--- WORK ORDER ---
I would like every line of the records below that contains the word "Algoritma" copied.

*** Opening of AVAILABLE DATA ***

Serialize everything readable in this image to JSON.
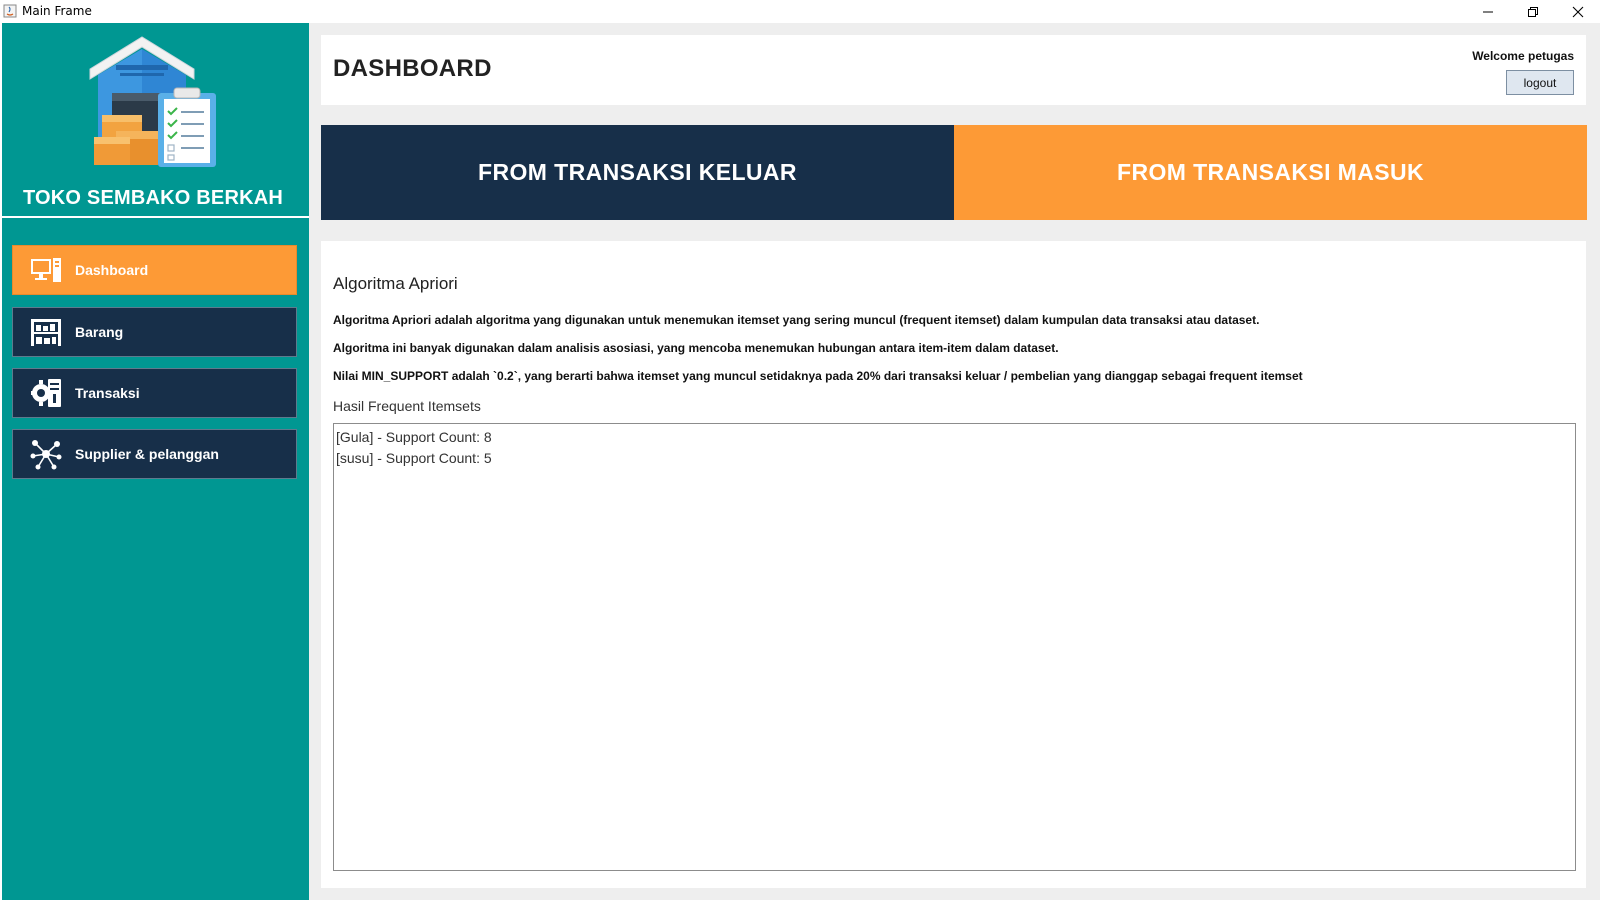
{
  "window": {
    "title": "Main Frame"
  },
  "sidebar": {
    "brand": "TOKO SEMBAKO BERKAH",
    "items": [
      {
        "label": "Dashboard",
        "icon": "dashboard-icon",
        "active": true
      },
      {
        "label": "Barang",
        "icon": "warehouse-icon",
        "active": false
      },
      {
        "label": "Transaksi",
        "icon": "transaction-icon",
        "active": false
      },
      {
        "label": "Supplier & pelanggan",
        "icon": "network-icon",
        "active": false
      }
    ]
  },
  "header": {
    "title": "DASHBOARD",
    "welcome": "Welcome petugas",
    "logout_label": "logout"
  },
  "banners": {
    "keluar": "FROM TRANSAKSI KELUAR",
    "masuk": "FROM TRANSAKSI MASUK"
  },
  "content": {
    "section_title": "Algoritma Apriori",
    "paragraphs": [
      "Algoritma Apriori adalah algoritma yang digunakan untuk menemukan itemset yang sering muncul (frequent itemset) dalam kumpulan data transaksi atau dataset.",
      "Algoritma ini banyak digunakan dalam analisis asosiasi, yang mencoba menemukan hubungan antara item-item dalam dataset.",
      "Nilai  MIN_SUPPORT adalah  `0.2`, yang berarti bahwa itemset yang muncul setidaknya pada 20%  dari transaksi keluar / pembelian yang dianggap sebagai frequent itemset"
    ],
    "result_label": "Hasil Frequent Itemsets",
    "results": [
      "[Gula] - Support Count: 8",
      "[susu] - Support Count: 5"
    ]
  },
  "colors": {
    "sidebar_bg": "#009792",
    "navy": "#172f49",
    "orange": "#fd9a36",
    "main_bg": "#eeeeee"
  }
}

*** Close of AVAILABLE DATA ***
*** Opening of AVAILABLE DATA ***

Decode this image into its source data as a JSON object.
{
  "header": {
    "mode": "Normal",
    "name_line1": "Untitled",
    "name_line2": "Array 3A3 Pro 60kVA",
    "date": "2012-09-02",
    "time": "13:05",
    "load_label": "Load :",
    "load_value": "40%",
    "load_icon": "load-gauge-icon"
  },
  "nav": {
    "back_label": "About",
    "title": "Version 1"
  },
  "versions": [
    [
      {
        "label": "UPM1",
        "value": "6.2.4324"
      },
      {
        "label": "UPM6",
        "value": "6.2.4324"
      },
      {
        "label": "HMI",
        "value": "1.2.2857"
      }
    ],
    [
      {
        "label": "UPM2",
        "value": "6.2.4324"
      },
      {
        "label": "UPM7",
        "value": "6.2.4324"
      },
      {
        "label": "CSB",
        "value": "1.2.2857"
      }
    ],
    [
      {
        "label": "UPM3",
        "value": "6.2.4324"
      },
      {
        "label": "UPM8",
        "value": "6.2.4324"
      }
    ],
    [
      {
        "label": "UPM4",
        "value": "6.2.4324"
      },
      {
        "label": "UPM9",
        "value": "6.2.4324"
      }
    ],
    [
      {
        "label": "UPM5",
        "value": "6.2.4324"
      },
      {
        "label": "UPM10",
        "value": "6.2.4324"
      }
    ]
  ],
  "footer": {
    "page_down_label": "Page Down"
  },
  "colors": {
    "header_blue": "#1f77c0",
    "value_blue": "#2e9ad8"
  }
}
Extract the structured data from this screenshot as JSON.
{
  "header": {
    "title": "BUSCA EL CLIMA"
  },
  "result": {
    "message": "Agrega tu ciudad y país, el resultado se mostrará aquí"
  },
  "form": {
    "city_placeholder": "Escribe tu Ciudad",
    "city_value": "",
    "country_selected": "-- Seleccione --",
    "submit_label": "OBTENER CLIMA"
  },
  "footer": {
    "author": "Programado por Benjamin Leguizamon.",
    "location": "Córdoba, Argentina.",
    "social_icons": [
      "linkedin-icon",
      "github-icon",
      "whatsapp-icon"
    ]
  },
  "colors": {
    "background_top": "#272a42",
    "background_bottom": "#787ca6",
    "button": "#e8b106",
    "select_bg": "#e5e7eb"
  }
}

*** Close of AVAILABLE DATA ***
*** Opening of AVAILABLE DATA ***

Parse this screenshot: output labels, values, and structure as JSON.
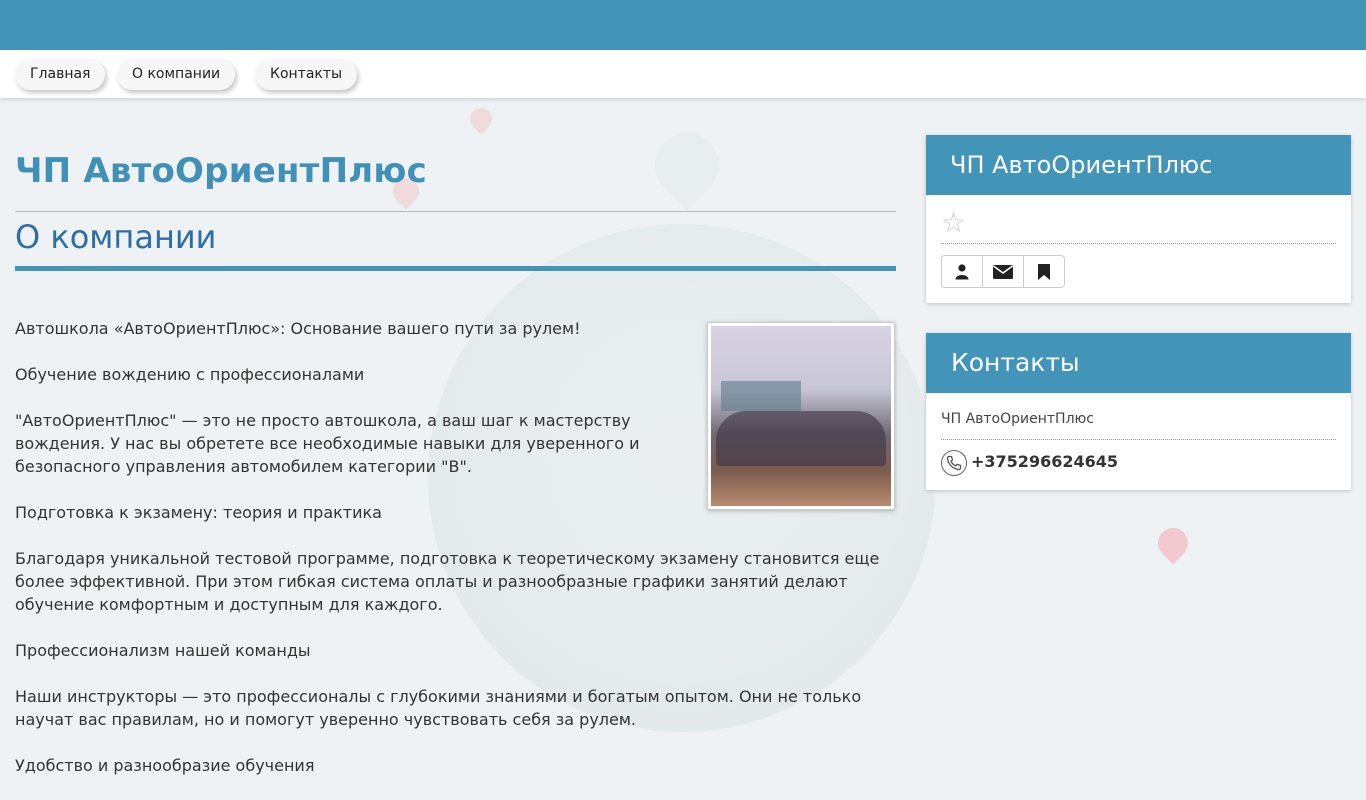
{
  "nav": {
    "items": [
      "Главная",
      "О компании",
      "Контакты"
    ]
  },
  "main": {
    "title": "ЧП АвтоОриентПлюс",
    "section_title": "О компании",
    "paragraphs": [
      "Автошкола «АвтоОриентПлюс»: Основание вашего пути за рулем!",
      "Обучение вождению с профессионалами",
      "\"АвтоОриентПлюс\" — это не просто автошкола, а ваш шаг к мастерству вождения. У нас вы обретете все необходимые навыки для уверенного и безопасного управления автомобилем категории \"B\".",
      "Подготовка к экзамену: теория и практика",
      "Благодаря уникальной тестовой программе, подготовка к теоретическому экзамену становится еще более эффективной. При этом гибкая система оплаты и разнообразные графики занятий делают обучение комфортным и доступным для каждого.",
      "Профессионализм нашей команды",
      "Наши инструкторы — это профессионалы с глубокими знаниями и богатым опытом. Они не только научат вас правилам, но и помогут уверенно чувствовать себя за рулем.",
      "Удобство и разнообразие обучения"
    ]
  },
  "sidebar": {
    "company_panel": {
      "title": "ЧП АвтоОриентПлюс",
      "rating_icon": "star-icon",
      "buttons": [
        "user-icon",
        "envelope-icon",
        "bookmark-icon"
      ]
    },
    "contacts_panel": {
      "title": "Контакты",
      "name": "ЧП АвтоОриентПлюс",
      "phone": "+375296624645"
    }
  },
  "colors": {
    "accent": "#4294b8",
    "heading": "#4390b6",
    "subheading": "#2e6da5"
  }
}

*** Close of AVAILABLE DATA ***

--- SOLUTION TO THIS PROBLEM ---
    "section_title": "Algoritma Apriori",
      "Algoritma Apriori adalah algoritma yang digunakan untuk menemukan itemset yang sering muncul (frequent itemset) dalam kumpulan data transaksi atau dataset.",
      "Algoritma ini banyak digunakan dalam analisis asosiasi, yang mencoba menemukan hubungan antara item-item dalam dataset.",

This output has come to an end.